JetBrains Space Help

Dev Environments

Dev environments are virtual machines running in the Space cloud. You can use these machines for software development instead of your local machine:

  • Your local machine works as a frontend. It runs only a thin client that is connected to a dev environment.

  • The dev environment works as a backend. It runs all heavy-weight IDE operations: processes the source code, builds indexes, compiles the code, and so on.

Dev environment structure

Supported IDEs

Space dev environments can provide backend for the following IDEs:

  • JetBrains Fleet: a lightweight IDE that works as a thin client.

  • IntelliJ-based IDEs with JetBrains Gateway (a thin client based on IntelliJ IDEA). Currently, the following IDEs are supported: IntelliJ IDEA, CLion, GoLand, PhpStorm, PyCharm Professional, RubyMine, WebStorm, and Rider.

Get started

  1. Install JetBrains Toolbox App to your local machine.

  2. Open your project in Space and then the Repositories page.

  3. Find the required repository and click Open in IDE next to it.

  4. In the New Dev Environment window, select a project branch, a suitable instance type, JetBrains Fleet as an IDE and click Create. JetBrains Toolbox App will automatically install the required Fleet version to your machine.

  1. Install JetBrains Toolbox App to your local machine.

  2. Use JetBrains Toolbox App to install JetBrains Gateway.

  3. Open your project in Space and then the Repositories page.

  4. Find the required repository and click Open in IDE next to it.

  5. In the New Dev Environment window, select a project branch, a suitable instance type, a required IntelliJ-based IDE and click Create. JetBrains Toolbox App will automatically install the required IDE to your machine.

That's it! Space will create a dev environment and start the selected IDE.

Note that these instructions don't include configuring your dev environment. That's why the environment container will use the default image and the IDE will require some time to build project indexes. So, we recommend that you configure the environment for your project before using it.

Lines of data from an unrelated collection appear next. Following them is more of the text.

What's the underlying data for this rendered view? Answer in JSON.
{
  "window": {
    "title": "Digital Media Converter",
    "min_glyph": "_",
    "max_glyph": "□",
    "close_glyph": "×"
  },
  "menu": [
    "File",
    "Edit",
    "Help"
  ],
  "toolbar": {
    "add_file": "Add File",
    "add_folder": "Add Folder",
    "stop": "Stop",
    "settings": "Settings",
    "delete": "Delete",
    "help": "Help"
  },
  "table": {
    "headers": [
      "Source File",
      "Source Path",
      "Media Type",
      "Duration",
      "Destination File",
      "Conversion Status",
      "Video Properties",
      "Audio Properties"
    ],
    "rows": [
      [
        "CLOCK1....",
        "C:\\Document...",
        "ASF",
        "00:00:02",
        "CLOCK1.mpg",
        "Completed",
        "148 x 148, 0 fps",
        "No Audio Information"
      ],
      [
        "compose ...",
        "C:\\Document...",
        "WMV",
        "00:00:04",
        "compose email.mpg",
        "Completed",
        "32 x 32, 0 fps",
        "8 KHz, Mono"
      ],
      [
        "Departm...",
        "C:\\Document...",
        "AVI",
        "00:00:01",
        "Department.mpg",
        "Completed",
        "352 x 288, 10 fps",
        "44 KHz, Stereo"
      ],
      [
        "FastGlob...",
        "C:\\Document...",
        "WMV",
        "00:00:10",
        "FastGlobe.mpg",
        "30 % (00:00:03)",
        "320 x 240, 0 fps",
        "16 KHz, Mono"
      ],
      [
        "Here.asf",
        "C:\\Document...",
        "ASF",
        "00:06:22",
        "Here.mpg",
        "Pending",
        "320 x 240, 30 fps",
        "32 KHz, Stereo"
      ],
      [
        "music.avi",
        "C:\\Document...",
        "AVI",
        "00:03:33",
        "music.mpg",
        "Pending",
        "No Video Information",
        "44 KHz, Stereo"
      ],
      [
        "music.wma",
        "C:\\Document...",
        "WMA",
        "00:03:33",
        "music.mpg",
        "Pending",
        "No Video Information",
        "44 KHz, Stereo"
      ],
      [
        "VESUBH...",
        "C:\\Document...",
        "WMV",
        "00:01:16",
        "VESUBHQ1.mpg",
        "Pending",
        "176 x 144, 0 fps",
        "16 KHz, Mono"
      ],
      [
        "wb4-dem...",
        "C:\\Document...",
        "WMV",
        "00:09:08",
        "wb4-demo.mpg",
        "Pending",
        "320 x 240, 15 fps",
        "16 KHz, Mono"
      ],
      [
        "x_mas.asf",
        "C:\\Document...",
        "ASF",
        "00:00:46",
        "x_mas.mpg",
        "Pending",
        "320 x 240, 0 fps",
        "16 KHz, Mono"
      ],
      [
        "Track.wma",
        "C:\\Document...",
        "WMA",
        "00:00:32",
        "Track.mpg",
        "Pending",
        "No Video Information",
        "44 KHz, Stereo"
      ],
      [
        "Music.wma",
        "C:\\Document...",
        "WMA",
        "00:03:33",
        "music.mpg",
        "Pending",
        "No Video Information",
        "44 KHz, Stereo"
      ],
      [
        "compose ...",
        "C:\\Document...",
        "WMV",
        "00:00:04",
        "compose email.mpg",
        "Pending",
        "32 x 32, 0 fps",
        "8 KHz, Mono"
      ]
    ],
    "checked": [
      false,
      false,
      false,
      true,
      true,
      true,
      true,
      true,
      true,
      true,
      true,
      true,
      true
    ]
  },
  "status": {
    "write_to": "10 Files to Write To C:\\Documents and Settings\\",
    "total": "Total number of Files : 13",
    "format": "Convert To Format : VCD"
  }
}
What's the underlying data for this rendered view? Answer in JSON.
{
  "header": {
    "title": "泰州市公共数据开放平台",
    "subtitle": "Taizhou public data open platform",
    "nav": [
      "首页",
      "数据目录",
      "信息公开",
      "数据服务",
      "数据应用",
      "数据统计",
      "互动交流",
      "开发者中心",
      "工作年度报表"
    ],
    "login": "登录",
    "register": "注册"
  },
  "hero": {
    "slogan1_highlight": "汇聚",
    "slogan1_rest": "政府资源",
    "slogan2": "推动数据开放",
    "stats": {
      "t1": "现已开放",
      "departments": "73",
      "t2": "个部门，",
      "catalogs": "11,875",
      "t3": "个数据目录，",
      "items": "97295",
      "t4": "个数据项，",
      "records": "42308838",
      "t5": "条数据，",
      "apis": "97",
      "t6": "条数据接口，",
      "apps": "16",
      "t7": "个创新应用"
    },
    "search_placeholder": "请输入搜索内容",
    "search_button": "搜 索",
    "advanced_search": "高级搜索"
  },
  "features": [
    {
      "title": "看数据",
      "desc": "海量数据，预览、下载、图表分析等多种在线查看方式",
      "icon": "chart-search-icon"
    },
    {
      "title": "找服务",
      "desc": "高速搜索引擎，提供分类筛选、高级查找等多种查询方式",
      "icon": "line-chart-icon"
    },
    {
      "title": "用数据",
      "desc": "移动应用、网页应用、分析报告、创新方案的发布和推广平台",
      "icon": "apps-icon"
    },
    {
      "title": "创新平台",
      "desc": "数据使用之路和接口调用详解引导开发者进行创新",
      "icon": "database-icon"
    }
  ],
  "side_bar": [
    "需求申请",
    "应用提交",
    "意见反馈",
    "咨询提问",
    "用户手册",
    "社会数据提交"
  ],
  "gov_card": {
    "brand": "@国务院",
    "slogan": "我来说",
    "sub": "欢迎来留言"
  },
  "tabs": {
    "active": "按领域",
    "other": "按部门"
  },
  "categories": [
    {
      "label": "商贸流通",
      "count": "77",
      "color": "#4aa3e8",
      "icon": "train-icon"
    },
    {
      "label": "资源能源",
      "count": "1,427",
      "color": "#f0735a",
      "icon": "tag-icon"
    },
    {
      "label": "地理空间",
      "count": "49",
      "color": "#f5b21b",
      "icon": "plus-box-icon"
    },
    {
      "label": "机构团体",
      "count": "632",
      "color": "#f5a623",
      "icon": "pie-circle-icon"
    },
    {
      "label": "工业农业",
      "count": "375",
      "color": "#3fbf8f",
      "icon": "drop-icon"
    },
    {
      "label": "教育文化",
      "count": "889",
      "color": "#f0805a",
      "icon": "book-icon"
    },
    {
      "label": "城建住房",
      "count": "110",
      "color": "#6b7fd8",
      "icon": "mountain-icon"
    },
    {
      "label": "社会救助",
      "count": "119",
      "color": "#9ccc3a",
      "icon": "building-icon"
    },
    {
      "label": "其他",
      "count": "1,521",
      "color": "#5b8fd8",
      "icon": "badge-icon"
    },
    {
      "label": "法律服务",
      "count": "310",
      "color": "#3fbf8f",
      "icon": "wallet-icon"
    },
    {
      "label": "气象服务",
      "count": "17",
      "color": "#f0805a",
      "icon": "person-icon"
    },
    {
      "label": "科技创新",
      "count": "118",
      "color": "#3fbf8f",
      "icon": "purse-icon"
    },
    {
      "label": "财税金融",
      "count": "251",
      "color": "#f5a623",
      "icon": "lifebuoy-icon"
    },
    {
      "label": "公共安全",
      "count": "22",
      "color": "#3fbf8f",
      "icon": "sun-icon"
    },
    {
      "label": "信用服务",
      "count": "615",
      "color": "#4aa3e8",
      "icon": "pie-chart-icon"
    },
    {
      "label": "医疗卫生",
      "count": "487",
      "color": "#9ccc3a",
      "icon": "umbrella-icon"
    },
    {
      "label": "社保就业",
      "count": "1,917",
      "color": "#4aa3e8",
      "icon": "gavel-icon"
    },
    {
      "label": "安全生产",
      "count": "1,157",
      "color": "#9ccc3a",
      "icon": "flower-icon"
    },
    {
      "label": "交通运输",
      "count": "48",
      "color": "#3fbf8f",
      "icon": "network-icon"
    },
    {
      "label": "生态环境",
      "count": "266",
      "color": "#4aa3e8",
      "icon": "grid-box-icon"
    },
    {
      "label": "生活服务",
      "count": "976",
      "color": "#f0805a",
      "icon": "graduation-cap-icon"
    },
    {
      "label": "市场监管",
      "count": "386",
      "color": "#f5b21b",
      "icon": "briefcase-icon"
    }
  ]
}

How does it work

  • Creating a dev environment

    Every project repository page in Space has the Open in IDE button that creates a new dev environment. Learn more

  • Dedicated virtual machine and a container

    When you create a dev environment, Space assigns a dedicated virtual machine to your Space account. Dev environments are individual – only you can access your environments (though, it's possible to share your environment with other users for collaborative work).

    A dev environment is a Docker container that runs inside the dedicated virtual machine. By default, if you haven't configured the environment, it uses the default image for the container.

  • Dev environment storage

    Each dev environment has assigned storage. When a dev environment is started for the first time, Space clones the project repository to the storage and mounts it to the dev environment.

  • Preparing a dev environment for a project

    Before creating a dev environment, you can configure it for your project. Typically, this should be done only once for a project. The configuration is performed with two files:

    • .space/*.devfile.yaml: a configuration file that fully describes a dev environment. It includes the information about an instance type, a Docker image, an IDE, and so on. Learn more about devfiles.

    • .space.kts: an Automation script that warms up the dev environment. It does whatever is needed to speed up loading the project: builds project indexes, downloads dependencies, and so on. The result of the warm-up job is a disk snapshot (a warm-up snapshot) that is mounted to the dev environment. Learn more about warm-up snapshots.

  • Connecting to a dev environment

    After the dev environment is started, Space suggest you to connect to it using an editor of your choice: JetBrains Fleet or one of the IntelliJ-based IDEs with JetBrains Gateway.

  • Developing in a dev environment

    When you make changes to the code in the local editor (the frontend), they are sent to the dev environment (the backend) that takes care of the rest. Your local editor only renders the user interface and handles the communication with the backend.

  • Dev environment lifecycle

    If there's no activity with a dev environment for more than 30 minutes, Space hibernates the environment: It performs graceful shutdown for the container (docker stop), and releases the virtual machine. The dev environment automatically saves the contents of the working directory and user home directory. All uncommitted changes will be available after you restart the environment.

Last modified: 01 July 2022